Data to process:

»»

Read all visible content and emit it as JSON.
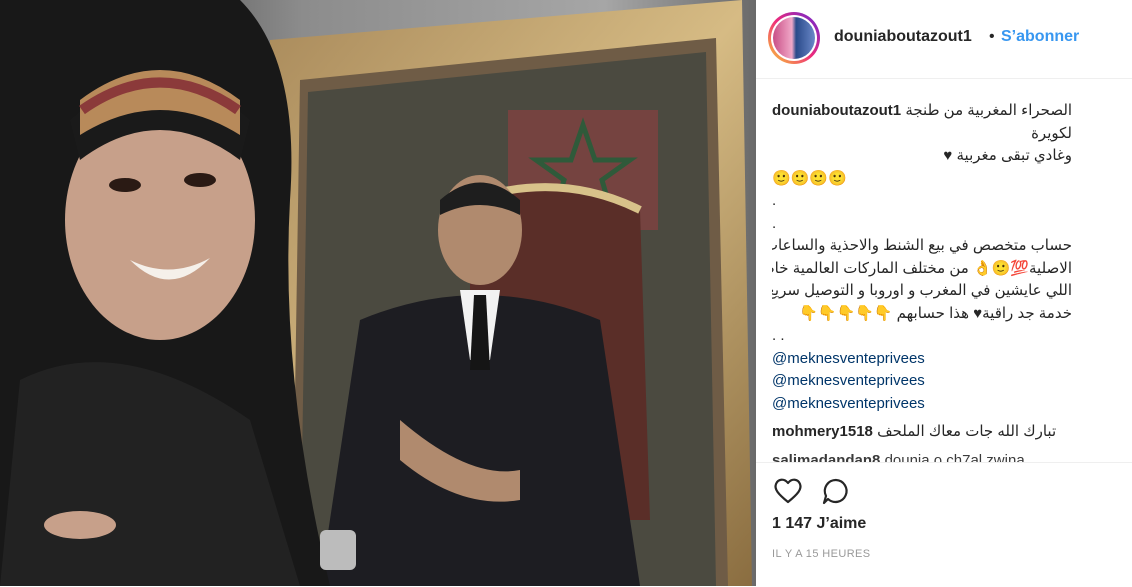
{
  "post": {
    "username": "douniaboutazout1",
    "separator": "•",
    "follow_label": "S’abonner"
  },
  "caption": {
    "username": "douniaboutazout1",
    "lines": [
      "الصحراء المغربية من طنجة",
      "لكويرة",
      "وغادي تبقى مغربية ♥",
      "🙂🙂🙂🙂",
      ".",
      ".",
      "حساب متخصص في بيع الشنط والاحذية والساعات",
      "الاصلية💯🙂👌 من مختلف الماركات العالمية خاصة للناس",
      "اللي عايشين في المغرب و اوروبا و التوصيل سريع مع",
      "خدمة جد راقية♥ هذا حسابهم 👇👇👇👇👇",
      ". ."
    ],
    "mentions": [
      "@meknesventeprivees",
      "@meknesventeprivees",
      "@meknesventeprivees"
    ]
  },
  "comments": [
    {
      "username": "mohmery1518",
      "text": "تبارك الله جات معاك الملحف"
    },
    {
      "username": "salimadandan8",
      "text": "dounia o ch7al zwina"
    }
  ],
  "actions": {
    "like_icon": "heart-outline-icon",
    "comment_icon": "comment-bubble-icon",
    "likes_text": "1 147 J’aime",
    "timestamp": "IL Y A 15 HEURES"
  },
  "colors": {
    "link_blue": "#3897f0",
    "mention_blue": "#003569",
    "text": "#262626",
    "muted": "#999999",
    "divider": "#efefef"
  }
}
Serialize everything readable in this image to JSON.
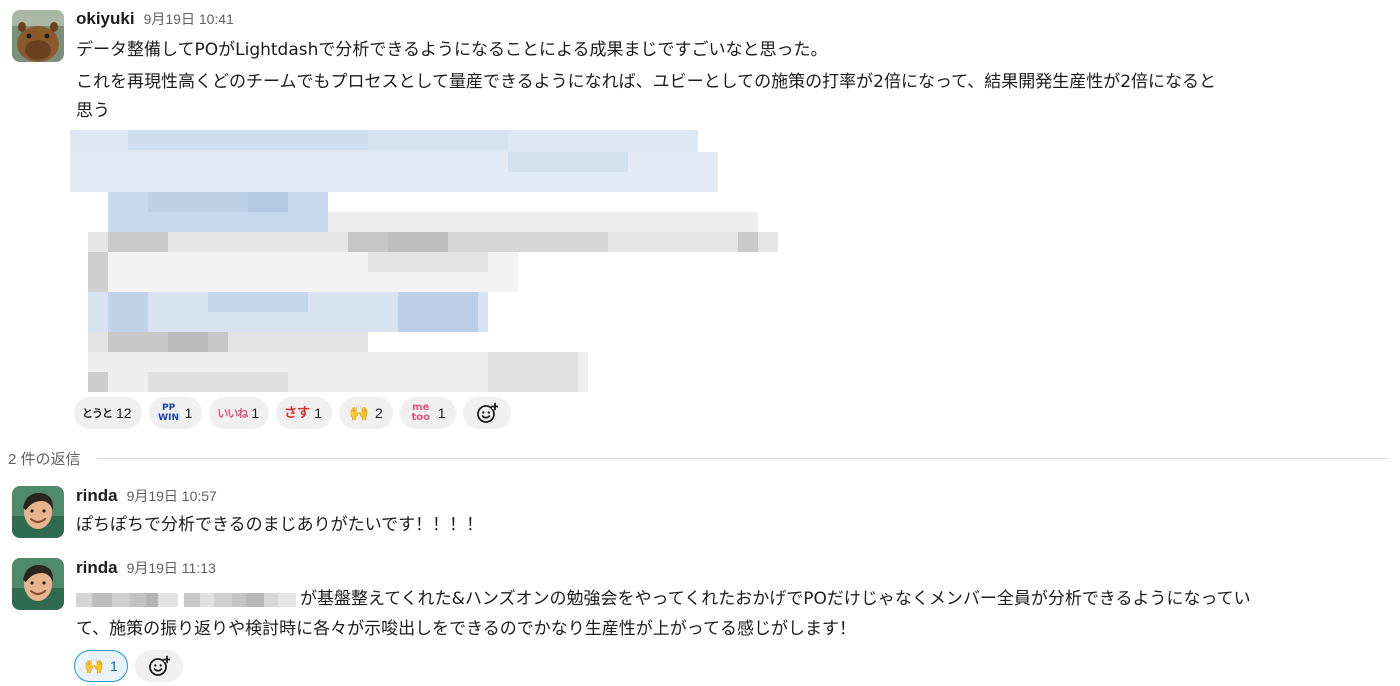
{
  "thread": {
    "parent": {
      "author": "okiyuki",
      "time": "9月19日 10:41",
      "lines": [
        "データ整備してPOがLightdashで分析できるようになることによる成果まじですごいなと思った。",
        "これを再現性高くどのチームでもプロセスとして量産できるようになれば、ユビーとしての施策の打率が2倍になって、結果開発生産性が2倍になると",
        "思う"
      ],
      "attachment": "pixelated-image-icon",
      "reactions": [
        {
          "emoji_text": "とうと",
          "emoji_icon": "toutoi-emoji",
          "count": "12",
          "color": "#222222"
        },
        {
          "emoji_text": "PP WIN",
          "emoji_icon": "pp-win-emoji",
          "count": "1",
          "color": "#1a3fb5"
        },
        {
          "emoji_text": "いいね",
          "emoji_icon": "iine-emoji",
          "count": "1",
          "color": "#e0517b"
        },
        {
          "emoji_text": "さす",
          "emoji_icon": "sasu-emoji",
          "count": "1",
          "color": "#d93025"
        },
        {
          "emoji_text": "🙌",
          "emoji_icon": "raised-hands-emoji",
          "count": "2",
          "color": "#f5b400"
        },
        {
          "emoji_text": "me too",
          "emoji_icon": "me-too-emoji",
          "count": "1",
          "color": "#e0517b"
        }
      ],
      "add_reaction_icon": "add-reaction-icon"
    },
    "reply_divider": "2 件の返信",
    "replies": [
      {
        "author": "rinda",
        "time": "9月19日 10:57",
        "lines": [
          "ぽちぽちで分析できるのまじありがたいです！！！！"
        ]
      },
      {
        "author": "rinda",
        "time": "9月19日 11:13",
        "lines": [
          "が基盤整えてくれた&ハンズオンの勉強会をやってくれたおかげでPOだけじゃなくメンバー全員が分析できるようになってい",
          "て、施策の振り返りや検討時に各々が示唆出しをできるのでかなり生産性が上がってる感じがします！"
        ],
        "reactions": [
          {
            "emoji_text": "🙌",
            "emoji_icon": "raised-hands-emoji",
            "count": "1",
            "color": "#f5b400"
          }
        ],
        "add_reaction_icon": "add-reaction-icon"
      }
    ]
  }
}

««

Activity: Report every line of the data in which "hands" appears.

Response area:
          "emoji_icon": "raised-hands-emoji",
            "emoji_icon": "raised-hands-emoji",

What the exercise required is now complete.